The situation in Pakistan is complicated, the admiral said, and the United States will not force help on people who don’t want it.
“One of the filters on sort of their willingness to be helped is how the Pakistan military is perceived within Pakistan,” the admiral said. “It is the strongest element of Pakistan, historically. It is the element of government upon which the people depend.”
Pakistan is a proud country with a proud military tradition, and America cannot take actions that would cause the Pakistani military to appear to be an extension of the U.S. military, Olson said. “We can only help them in a way that truly helps them, and they are much more expert in that than we are,” he told the subcommittee.
The Pakistanis also have never forgotten the cut-off of military contacts in 1990 as a result of the Pressler Amendment, which sought to pressure Pakistan into not developing nuclear weapons. Even though full relations were re-established between the countries in 2003, Olson said, a full generation of Pakistani officers did not work with their American counterparts.
“I think the best thing that we can do is develop the relationships that will erode whatever atmosphere of distrust exists, help the Pakistani people understand that our interests there are theirs and that our commitment is a long term commitment for the good of Pakistan and the stability of the region,” Olson said.
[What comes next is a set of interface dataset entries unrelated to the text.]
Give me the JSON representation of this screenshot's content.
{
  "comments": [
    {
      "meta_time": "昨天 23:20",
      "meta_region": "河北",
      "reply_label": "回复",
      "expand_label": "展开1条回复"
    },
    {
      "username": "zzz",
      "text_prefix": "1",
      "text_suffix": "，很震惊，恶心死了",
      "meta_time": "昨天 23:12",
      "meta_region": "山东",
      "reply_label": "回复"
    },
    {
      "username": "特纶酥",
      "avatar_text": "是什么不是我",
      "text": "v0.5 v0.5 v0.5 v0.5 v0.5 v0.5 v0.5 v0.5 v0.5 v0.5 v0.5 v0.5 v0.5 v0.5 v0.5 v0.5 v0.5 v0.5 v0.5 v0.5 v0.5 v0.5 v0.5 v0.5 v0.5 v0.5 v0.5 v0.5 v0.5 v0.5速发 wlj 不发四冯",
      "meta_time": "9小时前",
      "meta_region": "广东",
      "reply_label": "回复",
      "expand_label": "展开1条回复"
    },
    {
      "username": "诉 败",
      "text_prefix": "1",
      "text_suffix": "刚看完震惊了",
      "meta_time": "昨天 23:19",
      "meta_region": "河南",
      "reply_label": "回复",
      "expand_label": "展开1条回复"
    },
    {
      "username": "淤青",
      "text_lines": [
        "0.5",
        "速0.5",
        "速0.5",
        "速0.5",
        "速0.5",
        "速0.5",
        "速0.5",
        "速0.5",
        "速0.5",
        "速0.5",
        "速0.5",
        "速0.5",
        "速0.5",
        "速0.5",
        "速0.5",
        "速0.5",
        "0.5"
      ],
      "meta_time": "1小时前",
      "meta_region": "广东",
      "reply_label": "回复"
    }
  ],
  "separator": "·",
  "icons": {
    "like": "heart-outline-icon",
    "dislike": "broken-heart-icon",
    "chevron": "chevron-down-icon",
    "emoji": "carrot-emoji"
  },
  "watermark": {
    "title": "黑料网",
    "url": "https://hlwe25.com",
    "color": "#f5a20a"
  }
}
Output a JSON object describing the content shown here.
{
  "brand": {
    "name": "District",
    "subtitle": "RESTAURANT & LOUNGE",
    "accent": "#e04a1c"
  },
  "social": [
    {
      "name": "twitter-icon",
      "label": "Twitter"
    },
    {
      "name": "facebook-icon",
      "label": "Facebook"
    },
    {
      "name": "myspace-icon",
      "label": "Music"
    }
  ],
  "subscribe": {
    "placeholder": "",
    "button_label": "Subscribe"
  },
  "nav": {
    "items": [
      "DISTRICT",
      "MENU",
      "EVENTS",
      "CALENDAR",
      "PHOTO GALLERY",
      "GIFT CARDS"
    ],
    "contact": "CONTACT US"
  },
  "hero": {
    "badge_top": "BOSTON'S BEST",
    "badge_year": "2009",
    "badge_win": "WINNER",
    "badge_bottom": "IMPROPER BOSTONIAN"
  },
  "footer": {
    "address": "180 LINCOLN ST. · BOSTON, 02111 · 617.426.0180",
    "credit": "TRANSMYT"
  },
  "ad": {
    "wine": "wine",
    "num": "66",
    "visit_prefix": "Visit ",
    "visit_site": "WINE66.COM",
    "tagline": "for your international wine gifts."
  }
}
The admiral called the environment in Afghanistan uniquely complex. “It is really a village-by-village, valley-by-valley counterinsurgency,” he said. “One of the things that I’m finding myself saying more often is that presence without value is perceived as occupation.” Afghans have a long history of mistrust toward outsiders, he noted, and they will resist outside influence.
“Much of Afghanistan has not felt … the impact of a central government in Kabul, ever,” Olson said. “I think a large part of our goal there is to encourage the people who are now deciding where their allegiance will be … to decide to place their bet with a legitimate government, at whatever level that is.”
Whether Afghans pledge loyalty to tribal, local, regional or federal government, “it will come down to ultimately where they place their bet,” the admiral said. “I think in the absence of solid metrics, it will be our sense of where the people are beginning to place their bets that will lead us to understand whether or not our efforts are successful in the hinterlands of Afghanistan.”
Any effort in the country will require a careful U.S. approach, and “it will require as small a footprint as we can get away with in the places we go with the capability and the security considerations as part of that,” he said.
“It will require … a shift towards true local regional knowledge, however that is obtained,” the admiral said. “We have to get beyond generalizations in Afghanistan into true deep knowledge of tribal relationships, family histories, the nuances of the terrain and the weather and how that affects how business is done, how money is made, how their world operates.”
Leaders have to be able to assess what impact American operations and just mere presence will have in remote regions of Afghanistan, Olson said.
“I think this is a long-term commitment for us, in order to build that depth of knowledge and then allow it to have the impact in the places where that needs to occur,” he said. “This will not be people deciding overnight where their allegiance is, it’s going to have to be convincing them over a long period of time that they are better off placing their bet with the local regional governments than with the illegitimate power players in the region.”